For nearly three decades, people in West Berlin were able to go right up to the Wall, write graffiti on it, even kiss by it as described by David Bowie in his ‘Heroes’ song. Yet from the east the Wall was a barrier which was almost hidden.
Soon after its construction on August 13, 1961, people in the communist German Democratic Republic (GDR) were barred from approaching the “anti-fascist protection wall” by a wide death strip. Houses and churches along the route were demolished.
Even after November 1989, when its function had been lost and people were allowed to travel freely, approaching the Wall from the east remained dangerous due to land mines.
Now the unseen face of the Berlin Wall has been revealed, in photos taken by the border patrol units between 1965 and 1966 to provide East German planners with an overview to fortify the barrier.
Hundreds and hundreds of photos were taken, developed and then stuck in a box which disappeared into the enormous official file system of the GDR and were forgotten.
They have been unearthed from federal archives by photographer Arwed Messmer. He digitalized them and knitted them together to create panoramas, sweeping views of the ‘inside’ of the Wall as it was originally built.
The pictures illustrate the provisional nature of the initial construction, sometimes made from the outer walls of demolished houses along the divide. A series of photos of the first watch towers also show the almost pathetic nature of their construction – at times it looks as if scavenged material was simply hammered together.
Messmer worked with author Annett Gröschner to marry the pictures with fascinating vignettes of cross-border communication – insults and jokes shouted over from west to east, incidents noted in obsessive detail by the eastern border guards, themselves unable to reply.
“When the soldiers were on duty they had to record what was shouted at them in their reports,” Gröschner told The Local.
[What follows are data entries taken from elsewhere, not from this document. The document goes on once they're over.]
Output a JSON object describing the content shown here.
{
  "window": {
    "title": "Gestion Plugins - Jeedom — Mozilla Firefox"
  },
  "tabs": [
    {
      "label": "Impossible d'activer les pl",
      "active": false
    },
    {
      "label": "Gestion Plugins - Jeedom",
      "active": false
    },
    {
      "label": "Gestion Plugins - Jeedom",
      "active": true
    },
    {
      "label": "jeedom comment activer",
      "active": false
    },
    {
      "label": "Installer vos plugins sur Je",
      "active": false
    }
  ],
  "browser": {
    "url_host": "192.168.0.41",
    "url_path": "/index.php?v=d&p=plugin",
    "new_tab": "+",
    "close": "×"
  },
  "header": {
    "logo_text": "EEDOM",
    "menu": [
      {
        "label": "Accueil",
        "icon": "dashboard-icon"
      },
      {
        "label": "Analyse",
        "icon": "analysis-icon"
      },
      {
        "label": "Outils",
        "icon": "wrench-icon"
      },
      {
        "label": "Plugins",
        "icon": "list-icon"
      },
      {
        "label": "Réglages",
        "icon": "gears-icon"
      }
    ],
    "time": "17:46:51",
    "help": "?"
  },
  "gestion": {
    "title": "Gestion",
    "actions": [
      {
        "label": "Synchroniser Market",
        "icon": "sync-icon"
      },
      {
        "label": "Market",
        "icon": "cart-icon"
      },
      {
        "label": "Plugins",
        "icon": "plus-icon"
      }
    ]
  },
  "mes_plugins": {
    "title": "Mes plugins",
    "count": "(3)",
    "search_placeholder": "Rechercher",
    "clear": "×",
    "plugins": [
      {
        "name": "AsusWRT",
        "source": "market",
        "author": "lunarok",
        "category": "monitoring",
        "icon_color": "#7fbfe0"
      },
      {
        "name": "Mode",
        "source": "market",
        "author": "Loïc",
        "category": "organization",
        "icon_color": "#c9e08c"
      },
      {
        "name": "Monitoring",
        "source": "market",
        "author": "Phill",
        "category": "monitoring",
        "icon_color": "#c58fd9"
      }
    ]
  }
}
“We found the reports from 1962 and 1963. They would categorize the remarks, so if someone threw something over, a present for someone, it was regarded as an attempt to make contact. If someone shouted ‘Ulbricht must die’ [referring to East German leader Walter Ulbricht], it would be categorized as an ‘ideological diversion’.”
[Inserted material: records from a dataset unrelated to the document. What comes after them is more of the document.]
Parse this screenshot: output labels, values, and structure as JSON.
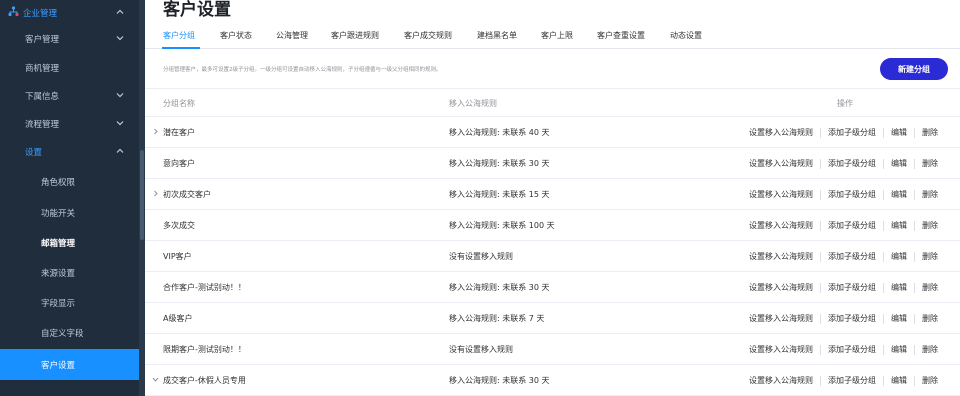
{
  "sidebar": {
    "top": {
      "label": "企业管理"
    },
    "items": [
      {
        "label": "客户管理",
        "chevron": "chevron-down"
      },
      {
        "label": "商机管理",
        "chevron": ""
      },
      {
        "label": "下属信息",
        "chevron": "chevron-down"
      },
      {
        "label": "流程管理",
        "chevron": "chevron-down"
      },
      {
        "label": "设置",
        "chevron": "chevron-up"
      }
    ],
    "sub_items": [
      {
        "label": "角色权限"
      },
      {
        "label": "功能开关"
      },
      {
        "label": "邮箱管理"
      },
      {
        "label": "来源设置"
      },
      {
        "label": "字段显示"
      },
      {
        "label": "自定义字段"
      },
      {
        "label": "客户设置"
      }
    ]
  },
  "page": {
    "title": "客户设置",
    "tabs": [
      "客户分组",
      "客户状态",
      "公海管理",
      "客户跟进规则",
      "客户成交规则",
      "建档黑名单",
      "客户上限",
      "客户查重设置",
      "动态设置"
    ],
    "hint": "分组管理客户，最多可设置2级子分组。一级分组可设置自动移入公海规则，子分组遵循与一级父分组相同的规则。",
    "new_button": "新建分组"
  },
  "table": {
    "headers": {
      "name": "分组名称",
      "rule": "移入公海规则",
      "ops": "操作"
    },
    "op_labels": {
      "set_rule": "设置移入公海规则",
      "add_sub": "添加子级分组",
      "edit": "编辑",
      "delete": "删除"
    },
    "rows": [
      {
        "name": "潜在客户",
        "rule": "移入公海规则: 未联系 40 天",
        "expandable": "right"
      },
      {
        "name": "意向客户",
        "rule": "移入公海规则: 未联系 30 天",
        "expandable": ""
      },
      {
        "name": "初次成交客户",
        "rule": "移入公海规则: 未联系 15 天",
        "expandable": "right"
      },
      {
        "name": "多次成交",
        "rule": "移入公海规则: 未联系 100 天",
        "expandable": ""
      },
      {
        "name": "VIP客户",
        "rule": "没有设置移入规则",
        "expandable": ""
      },
      {
        "name": "合作客户-测试别动！！",
        "rule": "移入公海规则: 未联系 30 天",
        "expandable": ""
      },
      {
        "name": "A级客户",
        "rule": "移入公海规则: 未联系 7 天",
        "expandable": ""
      },
      {
        "name": "限期客户-测试别动！！",
        "rule": "没有设置移入规则",
        "expandable": ""
      },
      {
        "name": "成交客户-休假人员专用",
        "rule": "移入公海规则: 未联系 30 天",
        "expandable": "down"
      }
    ]
  },
  "colors": {
    "accent": "#1890ff",
    "sidebar_bg": "#1f2d3d",
    "button": "#2b2bd6"
  }
}
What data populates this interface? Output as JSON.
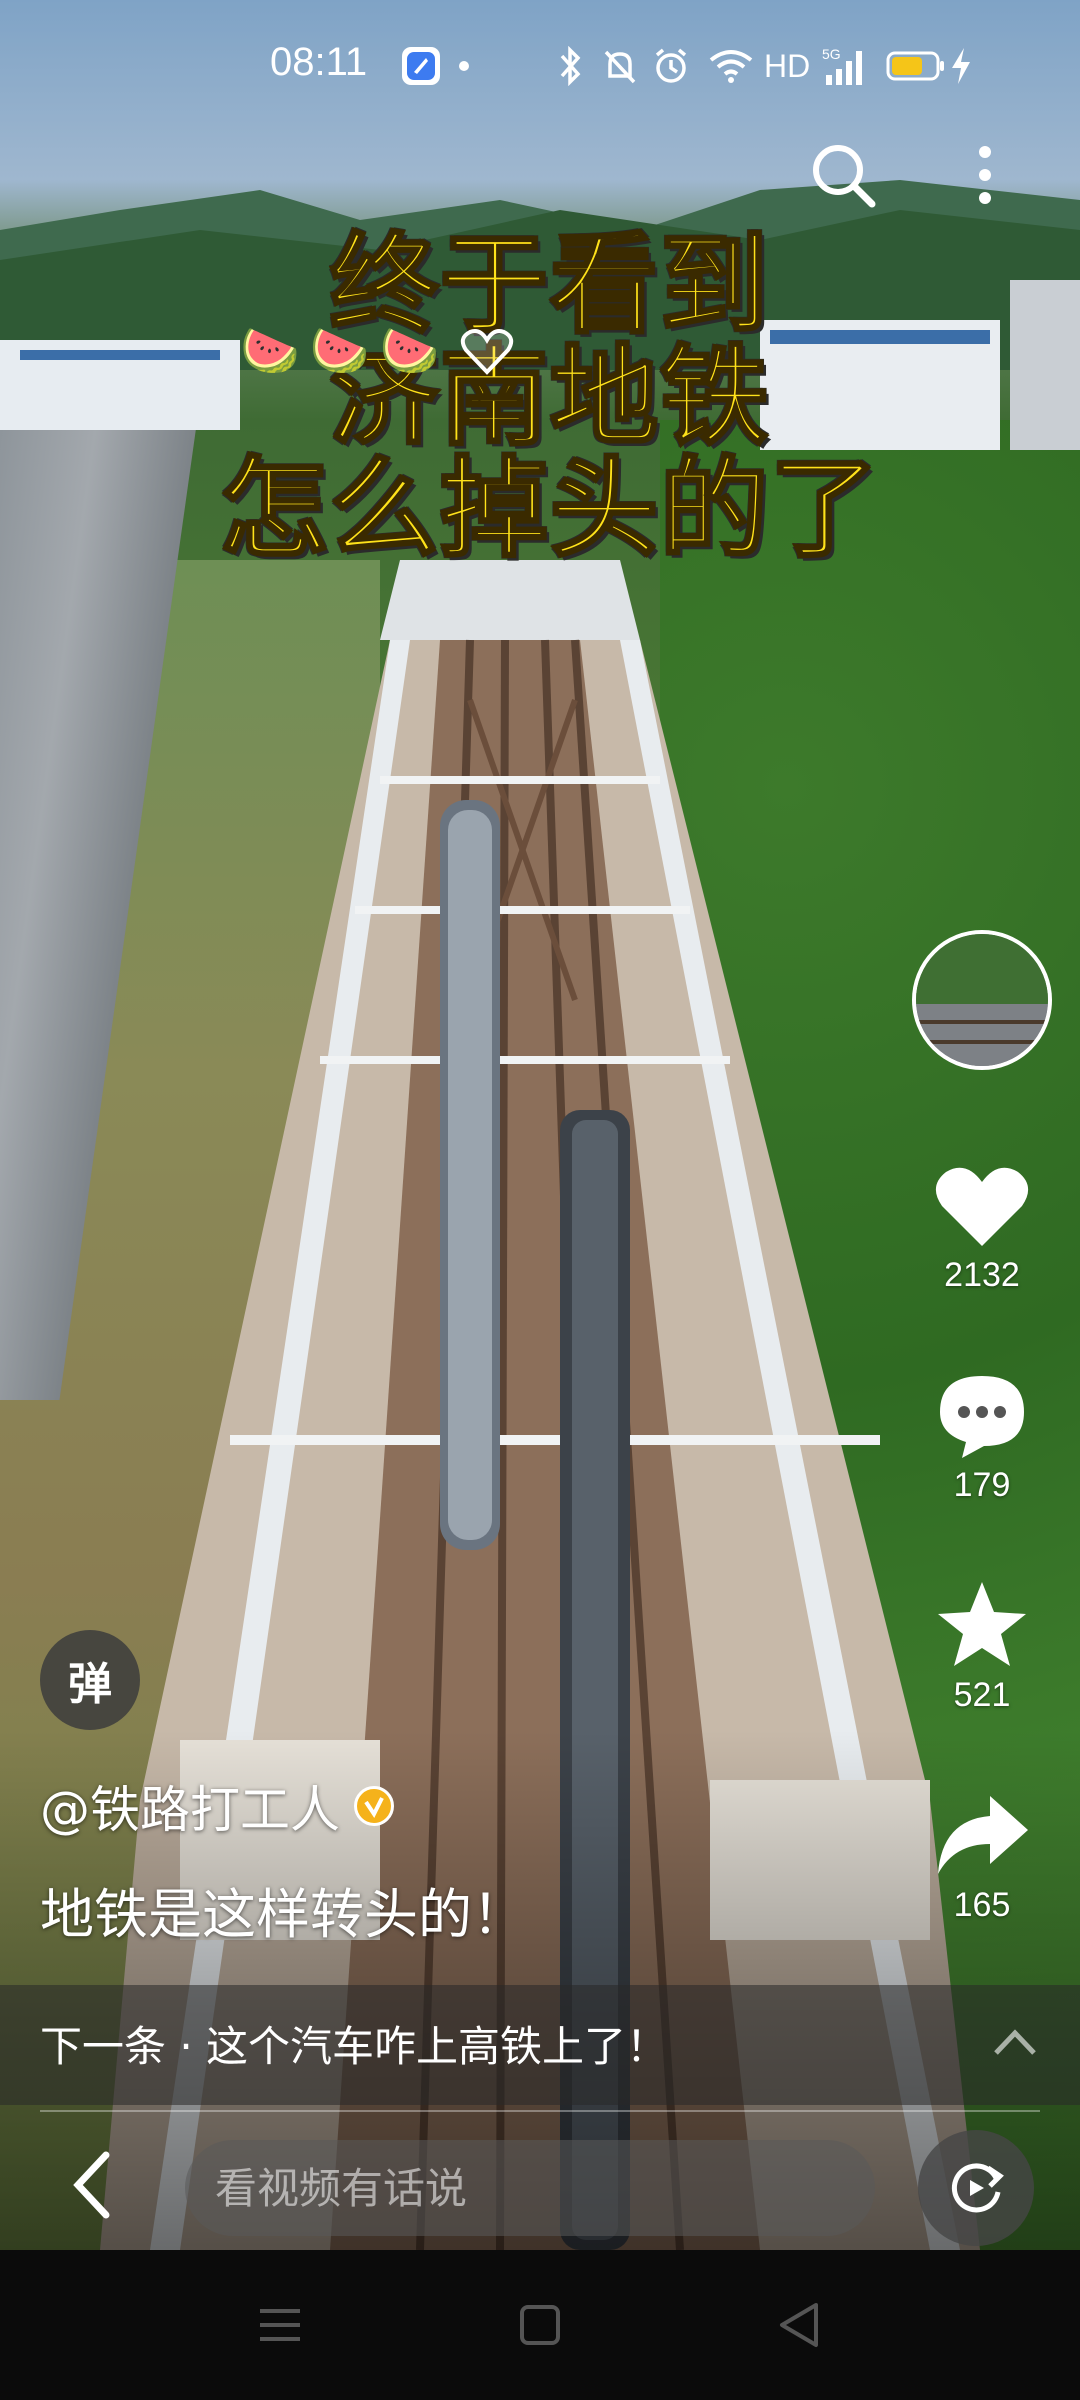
{
  "status_bar": {
    "time": "08:11",
    "network_label": "HD",
    "signal_label": "5G",
    "icons": [
      "app-icon",
      "dot-icon",
      "bluetooth-icon",
      "mute-icon",
      "alarm-icon",
      "wifi-icon",
      "hd-icon",
      "signal-5g-icon",
      "battery-icon",
      "charging-icon"
    ],
    "battery_color": "#f5c518"
  },
  "video": {
    "title_lines": [
      "终于看到",
      "济南地铁",
      "怎么掉头的了"
    ],
    "emoji": [
      "🍉",
      "🍉",
      "🍉"
    ]
  },
  "top_actions": {
    "icons": [
      "search-icon",
      "more-vertical-icon"
    ]
  },
  "rail": {
    "like_count": "2132",
    "comment_count": "179",
    "favorite_count": "521",
    "share_count": "165"
  },
  "danmaku": {
    "label": "弹"
  },
  "post": {
    "author": "@铁路打工人",
    "description": "地铁是这样转头的！"
  },
  "next_bar": {
    "text": "下一条 · 这个汽车咋上高铁上了！"
  },
  "input_bar": {
    "placeholder": "看视频有话说"
  },
  "colors": {
    "title_yellow": "#ffe21a",
    "verified_badge": "#f5b21b"
  }
}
One such incident involved a 35- to 40-year-old West Berliner who laid a letter and two cigarettes on the railings at the border crossing on Chausseestrasse and then called to the guards, “Take that to Walter Ulbricht”. The guards fired off two warning shots and the man pretended to have been hit, bending over and saying, “I die for Germany.”
Another note, taken at 4:30 am at the Liesenstrasse cemetery, recorded a man shouting over, “Shoot that dog back there, I can’t sleep.”
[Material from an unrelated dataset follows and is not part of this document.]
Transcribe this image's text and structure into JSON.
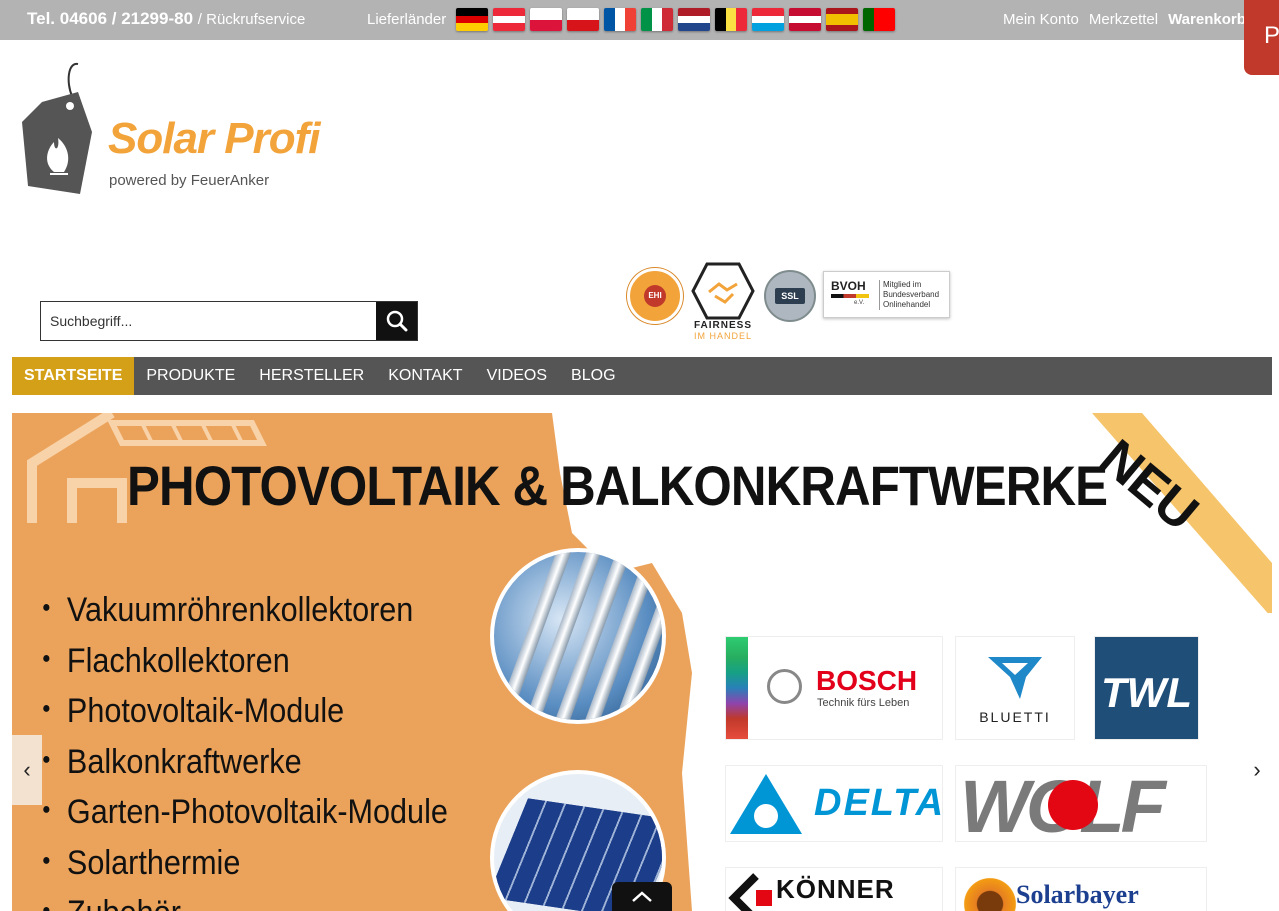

A record was also made of a distressing incident along Bernauer Strasse, when a soldier charged with the demolition of house number 48 called out “Mama” from the first floor of the ruined building to a woman standing in the western area. When his superior ordered him to immediately leave the site, he wept, saying, “Can’t you see that is my mother?”
At the corner of Clara-Zetkin Strasse and Ebertstrasse, a West Berlin policeman called over, “Is it as cold with you as it is here with us?”, while his colleagues on the banks of the Humboldthafen spent their time shooting at ducks.
More cheeky was the man who called across the wall at Potsdamer Platz, “Come over, we have beautiful women for you. And you’ll get a car too. Sooner or later we’ll get you anyhow.”
There was also detailed collection of information about escape attempts, which Messmer and Gröschner have also uncovered and show in their exhibition and book. These ‘crime scene’ photos and details were particularly revealing, said Gröschner.
The soldiers would have to record everything to do with the person they had caught, if the crossing attempt was unsuccessful – and gather up anything left behind by those who made it across.
“They noted the identity of the person concerned, the date of birth, address etc. It was mostly young men who tried to leave this way, young women seemed to try different methods, via marriage for example. It was all recorded, where they tried to get across and how, and a sketch was made of the scene as well as photographs, it was really like the analysis of a crime scene – one to one like that.”
The pictures are also on display at the exhibition running at a gallery in Berlin until October 3. “For us it is about showing the other side, it is something you do not expect,” said Gröschner.
“This other view shows a different side of things, that is our simple aim. We want to tell those stories.”
The exhibition is housed at Unter den Linden 40, 10117 Berlin and is open from 10 am until 8 pm until October 3.
The book, ‘Aus Anderer Sicht. Die frühe Berliner Mauer’ is published by Hatje Cantz.